Marc Ambinder, of The Atlantic, tackles one of this country’s most endemic problems: obsesity.
Ambinder, himself once obese, makes the case that bariatric surgery is the only bona-fide way to cure severe obesity in this country.
In the half century since surgeons began performing bariatric procedures, the surgery’s mortality rate has declined to half of 1 percent, and its long-term success rate—people who keep at least 50 percent of their excess body weight off for several years—has become exceptional. For reasons clinicians still don’t quite understand, the surgery seems to cure diabetes, sometimes instantly. The surgery does not work for everyone: some people who endure it will essentially regrow their stomachs and gain back the weight. Though the rate of minor complications can exceed 30 percent, the incidence of more-severe complications is less than 3 percent. But the procedure is still an equalizing force: for a honeymoon period, about six months to a year after surgery, it allows you to resist the environmental and physical pressures that intensify appetite and food addiction.

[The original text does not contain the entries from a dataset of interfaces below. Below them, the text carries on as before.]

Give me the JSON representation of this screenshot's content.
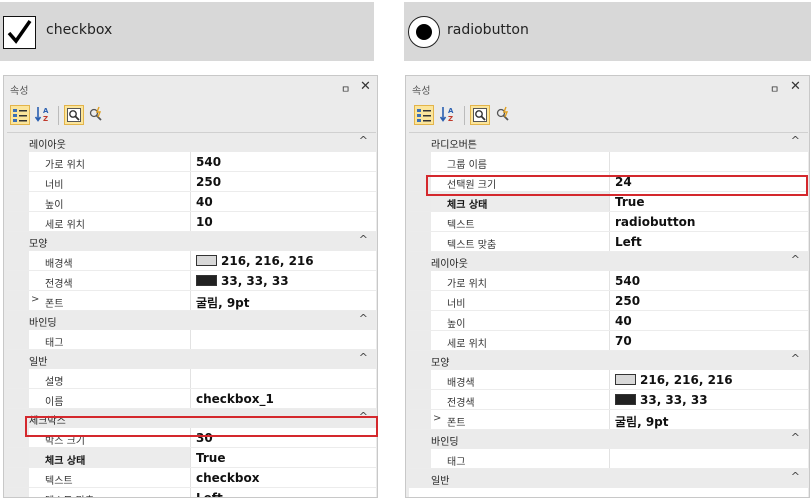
{
  "checkbox_preview": {
    "label": "checkbox"
  },
  "radio_preview": {
    "label": "radiobutton"
  },
  "colors": {
    "highlight": "#d4282d",
    "toolbar_active": "#fbe59b",
    "back_swatch": "#d8d8d8",
    "fore_swatch": "#212121"
  },
  "left_panel": {
    "title": "속성",
    "pin": "ㅁ",
    "close": "✕",
    "categories": [
      {
        "label": "레이아웃",
        "rows": [
          {
            "name": "가로 위치",
            "value": "540"
          },
          {
            "name": "너비",
            "value": "250"
          },
          {
            "name": "높이",
            "value": "40"
          },
          {
            "name": "세로 위치",
            "value": "10"
          }
        ]
      },
      {
        "label": "모양",
        "rows": [
          {
            "name": "배경색",
            "value": "216, 216, 216"
          },
          {
            "name": "전경색",
            "value": "33, 33, 33"
          },
          {
            "name": "폰트",
            "value": "굴림, 9pt"
          }
        ]
      },
      {
        "label": "바인딩",
        "rows": [
          {
            "name": "태그",
            "value": ""
          }
        ]
      },
      {
        "label": "일반",
        "rows": [
          {
            "name": "설명",
            "value": ""
          },
          {
            "name": "이름",
            "value": "checkbox_1"
          }
        ]
      },
      {
        "label": "체크박스",
        "rows": [
          {
            "name": "박스 크기",
            "value": "30"
          },
          {
            "name": "체크 상태",
            "value": "True"
          },
          {
            "name": "텍스트",
            "value": "checkbox"
          },
          {
            "name": "텍스트 맞춤",
            "value": "Left"
          }
        ]
      }
    ]
  },
  "right_panel": {
    "title": "속성",
    "pin": "ㅁ",
    "close": "✕",
    "categories": [
      {
        "label": "라디오버튼",
        "rows": [
          {
            "name": "그룹 이름",
            "value": ""
          },
          {
            "name": "선택원 크기",
            "value": "24"
          },
          {
            "name": "체크 상태",
            "value": "True"
          },
          {
            "name": "텍스트",
            "value": "radiobutton"
          },
          {
            "name": "텍스트 맞춤",
            "value": "Left"
          }
        ]
      },
      {
        "label": "레이아웃",
        "rows": [
          {
            "name": "가로 위치",
            "value": "540"
          },
          {
            "name": "너비",
            "value": "250"
          },
          {
            "name": "높이",
            "value": "40"
          },
          {
            "name": "세로 위치",
            "value": "70"
          }
        ]
      },
      {
        "label": "모양",
        "rows": [
          {
            "name": "배경색",
            "value": "216, 216, 216"
          },
          {
            "name": "전경색",
            "value": "33, 33, 33"
          },
          {
            "name": "폰트",
            "value": "굴림, 9pt"
          }
        ]
      },
      {
        "label": "바인딩",
        "rows": [
          {
            "name": "태그",
            "value": ""
          }
        ]
      },
      {
        "label": "일반",
        "rows": []
      }
    ]
  },
  "collapse_glyph": "^",
  "expand_glyph": ">"
}
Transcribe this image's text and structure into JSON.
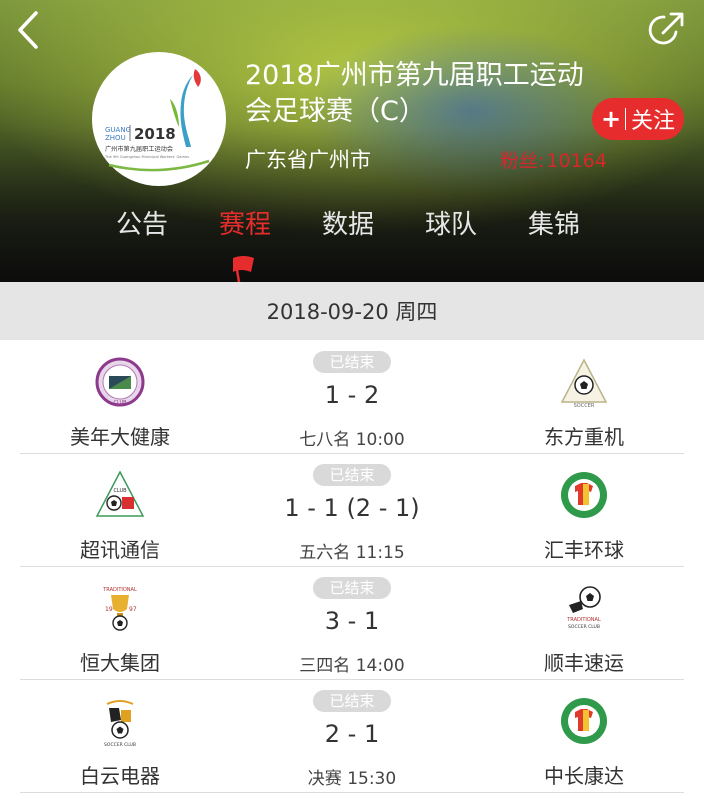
{
  "header": {
    "title": "2018广州市第九届职工运动会足球赛（C）",
    "location": "广东省广州市",
    "follow_plus": "+",
    "follow_label": "关注",
    "fans_label": "粉丝:",
    "fans_count": "10164",
    "logo_text": {
      "city_top": "GUANG",
      "city_bottom": "ZHOU",
      "year": "2018",
      "event_cn": "广州市第九届职工运动会",
      "event_en": "The 9th Guangzhou Municipal Workers' Games"
    }
  },
  "tabs": [
    {
      "label": "公告",
      "active": false
    },
    {
      "label": "赛程",
      "active": true
    },
    {
      "label": "数据",
      "active": false
    },
    {
      "label": "球队",
      "active": false
    },
    {
      "label": "集锦",
      "active": false
    }
  ],
  "date": "2018-09-20 周四",
  "matches": [
    {
      "status": "已结束",
      "score": "1 - 2",
      "round": "七八名 10:00",
      "home": {
        "name": "美年大健康",
        "badge": "purple-circle-badge-icon"
      },
      "away": {
        "name": "东方重机",
        "badge": "triangle-soccer-badge-icon"
      }
    },
    {
      "status": "已结束",
      "score": "1 - 1 (2 - 1)",
      "round": "五六名 11:15",
      "home": {
        "name": "超讯通信",
        "badge": "triangle-soccer-badge-icon"
      },
      "away": {
        "name": "汇丰环球",
        "badge": "green-circle-jersey-badge-icon"
      }
    },
    {
      "status": "已结束",
      "score": "3 - 1",
      "round": "三四名 14:00",
      "home": {
        "name": "恒大集团",
        "badge": "trophy-soccer-badge-icon"
      },
      "away": {
        "name": "顺丰速运",
        "badge": "traditional-soccer-badge-icon"
      }
    },
    {
      "status": "已结束",
      "score": "2 - 1",
      "round": "决赛 15:30",
      "home": {
        "name": "白云电器",
        "badge": "crest-soccer-badge-icon"
      },
      "away": {
        "name": "中长康达",
        "badge": "green-circle-jersey-badge-icon"
      }
    }
  ],
  "colors": {
    "accent": "#e62c2c",
    "status_pill": "#d9d9d9",
    "date_bar": "#e5e5e5"
  }
}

Ambinder also lays out his first principles for beating obesity over at his blog.